So, I just finished a semester project on Software Project Management, and this was my self analysis and my conclusions, along with my analysis of my team. I think some of you will relate. Hope you enjoy the reading!
My main contributions to the project were helping reviewing the documents syntax, to make sure it was smooth and easy to read with a good english level, working on the systems architecture, coding the application, helping measuring problems within the project and putting people to work by distributing tasks.
I tried to help whenever I could with things that were not assigned to me, even though we are a team, everyone must do what they are assigned for, otherwise disorganization will be installed and everyone will derive from what they are doing to focus on a single thing or point and that would cost us time. I tried to avoid that to see if people could be capable enough of fixing the problems presented to them with the least help possible, making that an example for future use so they don’t always rely on others to get tasks done and to be more independent. Also, helping others figuring out what they were supposed to do helped the team wasting less human resources and consuming less time, which lead to some faster developments on specific tasks. Making the impossible possible was kinda of a weekly routine when the deadline approached because time was short and sometimes tasks were not finished when they should be, so, in a way I helped speedrunning documents to see if they were close to presentable to the client.

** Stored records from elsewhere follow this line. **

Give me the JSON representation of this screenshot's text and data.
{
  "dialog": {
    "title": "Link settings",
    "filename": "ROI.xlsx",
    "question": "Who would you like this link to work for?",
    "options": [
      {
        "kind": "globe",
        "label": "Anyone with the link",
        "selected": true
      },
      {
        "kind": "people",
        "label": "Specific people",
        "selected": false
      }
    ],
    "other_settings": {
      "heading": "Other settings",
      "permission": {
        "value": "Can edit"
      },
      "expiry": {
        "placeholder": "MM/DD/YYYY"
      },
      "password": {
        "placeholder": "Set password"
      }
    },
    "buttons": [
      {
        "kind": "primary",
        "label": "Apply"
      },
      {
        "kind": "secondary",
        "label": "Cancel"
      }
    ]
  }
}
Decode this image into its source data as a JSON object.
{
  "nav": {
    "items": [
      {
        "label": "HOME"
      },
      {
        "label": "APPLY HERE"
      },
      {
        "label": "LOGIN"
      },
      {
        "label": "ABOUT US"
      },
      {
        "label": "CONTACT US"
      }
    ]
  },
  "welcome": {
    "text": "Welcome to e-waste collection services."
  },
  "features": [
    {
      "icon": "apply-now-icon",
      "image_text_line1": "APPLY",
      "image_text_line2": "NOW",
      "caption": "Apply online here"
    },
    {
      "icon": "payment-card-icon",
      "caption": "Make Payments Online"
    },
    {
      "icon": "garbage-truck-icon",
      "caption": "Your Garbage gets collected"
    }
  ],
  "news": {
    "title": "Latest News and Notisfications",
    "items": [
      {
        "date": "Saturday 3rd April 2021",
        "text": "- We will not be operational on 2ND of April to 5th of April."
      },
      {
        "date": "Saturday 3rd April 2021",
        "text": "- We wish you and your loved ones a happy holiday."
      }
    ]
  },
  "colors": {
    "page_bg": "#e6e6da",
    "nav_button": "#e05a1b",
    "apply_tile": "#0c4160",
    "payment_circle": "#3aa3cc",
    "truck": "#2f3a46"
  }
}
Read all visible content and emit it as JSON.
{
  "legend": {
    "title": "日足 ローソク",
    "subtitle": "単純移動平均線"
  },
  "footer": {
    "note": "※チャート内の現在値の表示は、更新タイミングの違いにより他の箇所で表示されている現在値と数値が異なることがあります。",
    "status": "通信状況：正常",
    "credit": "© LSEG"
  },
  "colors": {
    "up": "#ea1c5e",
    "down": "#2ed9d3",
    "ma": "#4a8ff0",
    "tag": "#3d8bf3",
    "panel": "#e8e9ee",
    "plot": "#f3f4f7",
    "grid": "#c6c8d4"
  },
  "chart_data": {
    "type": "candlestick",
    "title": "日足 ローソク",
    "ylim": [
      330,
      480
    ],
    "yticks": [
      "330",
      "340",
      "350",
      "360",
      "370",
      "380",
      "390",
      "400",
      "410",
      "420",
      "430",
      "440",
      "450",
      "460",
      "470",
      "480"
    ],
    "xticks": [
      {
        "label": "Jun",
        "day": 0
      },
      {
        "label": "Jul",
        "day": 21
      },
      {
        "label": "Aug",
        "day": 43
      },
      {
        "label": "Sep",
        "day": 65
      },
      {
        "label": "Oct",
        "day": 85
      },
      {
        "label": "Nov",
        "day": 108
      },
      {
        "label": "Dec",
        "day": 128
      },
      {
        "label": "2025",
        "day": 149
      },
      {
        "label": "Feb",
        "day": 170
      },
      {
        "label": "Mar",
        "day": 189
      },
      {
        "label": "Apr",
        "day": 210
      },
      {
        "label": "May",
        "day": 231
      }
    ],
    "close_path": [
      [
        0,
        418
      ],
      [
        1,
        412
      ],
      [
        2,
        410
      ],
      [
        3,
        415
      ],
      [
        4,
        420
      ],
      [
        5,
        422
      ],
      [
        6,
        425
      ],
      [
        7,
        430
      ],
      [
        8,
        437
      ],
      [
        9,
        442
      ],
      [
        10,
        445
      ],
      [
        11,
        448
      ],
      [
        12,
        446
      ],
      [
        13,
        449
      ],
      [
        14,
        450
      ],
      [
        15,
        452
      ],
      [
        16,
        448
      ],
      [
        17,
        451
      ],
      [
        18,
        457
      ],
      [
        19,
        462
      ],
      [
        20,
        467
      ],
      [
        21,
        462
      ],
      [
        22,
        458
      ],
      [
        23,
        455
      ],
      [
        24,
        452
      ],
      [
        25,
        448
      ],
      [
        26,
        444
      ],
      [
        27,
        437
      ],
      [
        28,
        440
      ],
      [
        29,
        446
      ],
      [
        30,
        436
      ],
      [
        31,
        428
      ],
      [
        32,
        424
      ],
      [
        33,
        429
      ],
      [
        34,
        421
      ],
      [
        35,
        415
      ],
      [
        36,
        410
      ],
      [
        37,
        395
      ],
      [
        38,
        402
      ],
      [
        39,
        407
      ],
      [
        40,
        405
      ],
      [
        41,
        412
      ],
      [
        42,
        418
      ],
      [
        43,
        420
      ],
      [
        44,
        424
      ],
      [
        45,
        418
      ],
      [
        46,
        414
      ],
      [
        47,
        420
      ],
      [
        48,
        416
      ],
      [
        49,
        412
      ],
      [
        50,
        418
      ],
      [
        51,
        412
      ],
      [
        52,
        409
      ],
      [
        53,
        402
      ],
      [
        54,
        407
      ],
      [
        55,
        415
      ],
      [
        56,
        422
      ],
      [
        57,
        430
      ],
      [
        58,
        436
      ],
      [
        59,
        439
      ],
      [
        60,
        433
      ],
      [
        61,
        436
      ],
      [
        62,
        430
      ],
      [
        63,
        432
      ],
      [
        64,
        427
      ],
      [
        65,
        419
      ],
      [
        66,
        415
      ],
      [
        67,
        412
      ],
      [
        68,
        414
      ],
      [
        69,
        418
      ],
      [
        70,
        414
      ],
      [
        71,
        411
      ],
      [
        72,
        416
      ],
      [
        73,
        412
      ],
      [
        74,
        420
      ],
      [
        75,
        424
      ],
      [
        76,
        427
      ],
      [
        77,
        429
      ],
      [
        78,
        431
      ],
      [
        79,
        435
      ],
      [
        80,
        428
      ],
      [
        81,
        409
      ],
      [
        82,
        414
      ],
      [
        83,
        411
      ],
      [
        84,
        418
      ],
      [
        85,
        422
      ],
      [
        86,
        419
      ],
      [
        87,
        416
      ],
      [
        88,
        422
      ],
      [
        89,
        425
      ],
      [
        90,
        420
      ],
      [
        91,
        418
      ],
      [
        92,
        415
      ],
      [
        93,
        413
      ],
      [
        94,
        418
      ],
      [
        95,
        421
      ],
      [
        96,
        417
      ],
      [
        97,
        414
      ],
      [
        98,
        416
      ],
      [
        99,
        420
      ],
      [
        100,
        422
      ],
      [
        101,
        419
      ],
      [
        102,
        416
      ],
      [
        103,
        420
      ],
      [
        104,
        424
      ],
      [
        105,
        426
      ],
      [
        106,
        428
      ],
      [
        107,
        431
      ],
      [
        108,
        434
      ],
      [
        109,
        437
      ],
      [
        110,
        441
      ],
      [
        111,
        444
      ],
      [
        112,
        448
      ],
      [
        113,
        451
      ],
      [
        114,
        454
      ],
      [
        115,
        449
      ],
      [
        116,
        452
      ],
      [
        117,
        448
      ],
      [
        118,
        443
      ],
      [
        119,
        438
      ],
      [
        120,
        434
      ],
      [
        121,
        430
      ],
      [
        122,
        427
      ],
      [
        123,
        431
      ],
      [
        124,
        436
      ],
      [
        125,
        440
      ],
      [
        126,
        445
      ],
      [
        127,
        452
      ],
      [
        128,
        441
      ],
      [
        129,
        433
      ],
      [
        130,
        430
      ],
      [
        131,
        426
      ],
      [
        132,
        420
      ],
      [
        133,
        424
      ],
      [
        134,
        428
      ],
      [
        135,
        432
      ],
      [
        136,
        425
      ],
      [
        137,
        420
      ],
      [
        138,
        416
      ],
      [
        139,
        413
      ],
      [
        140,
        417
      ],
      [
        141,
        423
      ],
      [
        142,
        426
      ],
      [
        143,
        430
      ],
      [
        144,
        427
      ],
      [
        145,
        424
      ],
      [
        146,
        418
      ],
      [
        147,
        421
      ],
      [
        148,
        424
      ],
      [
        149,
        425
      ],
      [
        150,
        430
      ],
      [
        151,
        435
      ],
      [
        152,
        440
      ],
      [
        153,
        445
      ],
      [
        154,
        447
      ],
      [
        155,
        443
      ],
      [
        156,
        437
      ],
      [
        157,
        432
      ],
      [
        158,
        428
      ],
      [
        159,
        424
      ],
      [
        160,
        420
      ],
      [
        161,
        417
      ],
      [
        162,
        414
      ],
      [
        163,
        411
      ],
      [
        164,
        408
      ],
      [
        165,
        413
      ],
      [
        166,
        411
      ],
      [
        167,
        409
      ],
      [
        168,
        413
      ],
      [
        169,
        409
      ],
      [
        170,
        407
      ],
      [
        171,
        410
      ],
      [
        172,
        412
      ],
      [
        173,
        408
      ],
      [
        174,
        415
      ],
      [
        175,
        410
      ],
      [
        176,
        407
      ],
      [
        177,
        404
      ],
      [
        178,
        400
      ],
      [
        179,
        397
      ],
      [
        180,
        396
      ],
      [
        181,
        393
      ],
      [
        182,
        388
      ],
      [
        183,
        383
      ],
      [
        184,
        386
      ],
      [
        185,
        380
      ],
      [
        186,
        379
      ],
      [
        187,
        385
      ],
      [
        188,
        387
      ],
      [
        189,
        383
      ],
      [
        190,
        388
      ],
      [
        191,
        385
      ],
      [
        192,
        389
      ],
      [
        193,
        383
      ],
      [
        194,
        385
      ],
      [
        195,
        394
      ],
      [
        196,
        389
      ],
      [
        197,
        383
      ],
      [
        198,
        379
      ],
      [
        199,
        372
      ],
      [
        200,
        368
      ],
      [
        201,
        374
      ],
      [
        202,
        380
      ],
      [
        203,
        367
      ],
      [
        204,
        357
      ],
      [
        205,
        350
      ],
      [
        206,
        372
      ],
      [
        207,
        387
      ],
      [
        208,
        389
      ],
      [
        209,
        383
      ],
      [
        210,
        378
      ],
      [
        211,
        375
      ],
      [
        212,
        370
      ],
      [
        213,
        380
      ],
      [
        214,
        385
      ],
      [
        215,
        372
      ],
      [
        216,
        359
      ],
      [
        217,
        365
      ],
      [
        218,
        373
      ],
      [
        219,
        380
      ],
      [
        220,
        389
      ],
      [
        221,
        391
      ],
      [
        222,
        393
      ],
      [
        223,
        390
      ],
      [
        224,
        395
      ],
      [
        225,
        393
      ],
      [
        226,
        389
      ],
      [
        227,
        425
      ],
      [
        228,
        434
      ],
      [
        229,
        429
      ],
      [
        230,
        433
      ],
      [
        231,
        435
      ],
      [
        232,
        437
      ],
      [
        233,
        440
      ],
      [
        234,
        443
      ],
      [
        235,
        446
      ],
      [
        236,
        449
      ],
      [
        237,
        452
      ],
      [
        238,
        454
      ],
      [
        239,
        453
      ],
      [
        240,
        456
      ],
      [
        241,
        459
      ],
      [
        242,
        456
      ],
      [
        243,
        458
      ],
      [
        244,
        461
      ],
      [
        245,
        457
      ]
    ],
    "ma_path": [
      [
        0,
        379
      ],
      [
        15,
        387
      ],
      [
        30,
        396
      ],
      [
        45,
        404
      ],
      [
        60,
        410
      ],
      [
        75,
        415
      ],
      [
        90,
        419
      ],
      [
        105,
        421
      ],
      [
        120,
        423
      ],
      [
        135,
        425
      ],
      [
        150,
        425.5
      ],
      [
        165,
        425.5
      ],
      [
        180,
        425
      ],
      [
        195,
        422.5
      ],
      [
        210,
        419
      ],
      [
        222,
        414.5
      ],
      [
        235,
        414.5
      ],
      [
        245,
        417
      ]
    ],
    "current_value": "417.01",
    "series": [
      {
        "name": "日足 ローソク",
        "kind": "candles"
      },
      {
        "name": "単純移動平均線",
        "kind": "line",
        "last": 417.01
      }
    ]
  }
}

As the overall performance, there were highs and lows, where some members worked more than others and that is not fair for everyone because that kept happening again and again, so, my point of view performance wise is that we behaved wrongly when it came down to it. Some of us kept on pushing tasks to others and continuously criticizing over other people’s work without having a logical background to motivate those critiques neither providing solutions to the problems encountered. Well, that couldn’t end well, and it didn’t. It brought our performance down and ended up causing a lot of damage on the project itself.